Desired release date
You’ll likely have multiple release dates for various components or iterations of the product, especially if you’re using the agile methodology. In your PRD, you’ll detail deadlines for key components of the project. Once this is defined, project managers can start building out scopes and timelines and then placing those into sprints.
Define the features of your product so people know what to build. Relating back to your key objectives, this section should detail what the purpose of each feature is and what problem it hopes to solve.
For example, let’s say you’re making a marketplace app for selling and purchasing clothes—you want to incorporate all the fun of social media with the excitement of scoring cool clothes for less.
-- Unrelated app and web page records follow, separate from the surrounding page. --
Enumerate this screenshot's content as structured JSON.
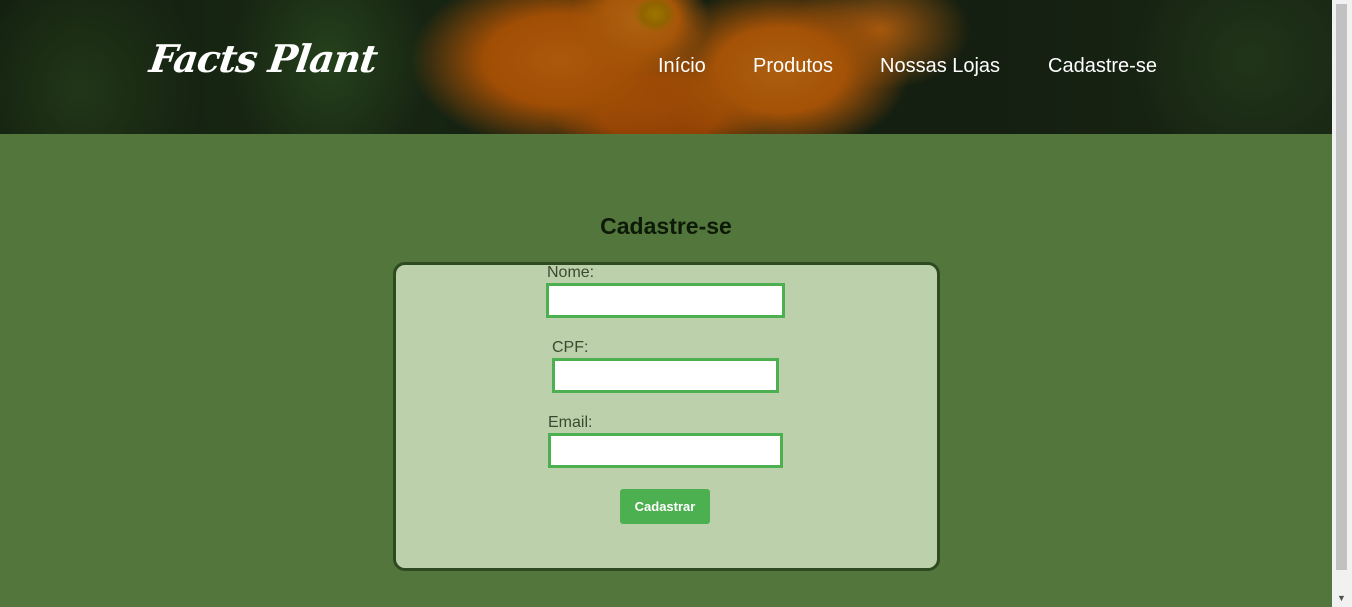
{
  "header": {
    "logo": "Facts Plant",
    "nav": [
      {
        "label": "Início"
      },
      {
        "label": "Produtos"
      },
      {
        "label": "Nossas Lojas"
      },
      {
        "label": "Cadastre-se"
      }
    ]
  },
  "form": {
    "title": "Cadastre-se",
    "fields": [
      {
        "label": "Nome:",
        "value": ""
      },
      {
        "label": "CPF:",
        "value": ""
      },
      {
        "label": "Email:",
        "value": ""
      }
    ],
    "submit_label": "Cadastrar"
  },
  "colors": {
    "page_background": "#52763b",
    "card_background": "#bcd1ab",
    "accent_green": "#4caf50",
    "card_border": "#2e4a20"
  }
}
In your PRD, you’ll then have the description of what your home feed will look like and show how it meets the requirement of feeling like social media engagement. You may also then have a description of an item’s post with the original price contrasted with the “for sale” price and prove that it meets the requirement of scoring cool clothes for less money. In this way, each feature has a calculated purpose.
You should also be able to detail how the user will interact with the app: Will it have an infinite scroll, will there be an embedded camera feature, and will there be a way to easily block problem users? This should all be defined in your PRD.
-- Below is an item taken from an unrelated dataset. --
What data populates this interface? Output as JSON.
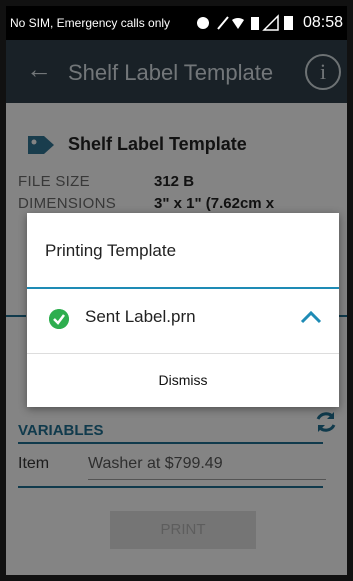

Your product requirements document should also include release criteria, goals you must hit before releasing the product. Create release criteria around:
- Minimum functionality
- Usability, measured through user testing
- Performance and speed
Consider tools such as a critical to quality tree to connect customer needs with product requirements.
User flow and design
Design is, obviously, visual. This is where you’ll want to incorporate wireframes of pages and mockups of designs to help others see what you’re imagining for the look and feel of the site.
If you haven’t set forth how the performance of your product will be determined, there’s no way to know if it’s a success or failure. Your product should have a feature tracker in place that determines which features of your product are being used most often to help gauge which components of your product are most successful. This type of tracking helps you improve your product in the future. Performance indicators could include how often each feature is used, how long your users spend interacting with features, how users navigate workflows, etc.
Quantify the success of each feature. For instance, you may say “We believe our Apple Pay integration will be used by 40% of users.” From that point forward, you have a numerical way to determine whether or not you were correct and whether or not the feature was a success.
Use a hypothesis for each of your features, including a quantifiable hypothesis that can be revisited after launch to determine success or room for improvement. You may find that some features can be abandoned altogether.
Anticipated future work
The analytics above may help determine improvements in the future. But you may also have ideas for how you want the product to evolve over time. That future work should still have the customers’ needs in mind. In this section, it’s important to keep your ideas high level—you can get more granular in the future.
Thankfully, there are product requirements document templates that take the guesswork out of the process. Create a template from the information we've provided and customize it to your company's needs.
Lucidchart is great for creating wireframes, mockups, work breakdown structures, timelines, and other visuals that help you explain product requirements. And they can be easily added into your PRD using our integrations with G Suite, Microsoft Office, Atlassian, and other platforms. Sign up for a free account today.
See why Lucidchart is an ideal workspace for creating wireframes and explaining product requirements.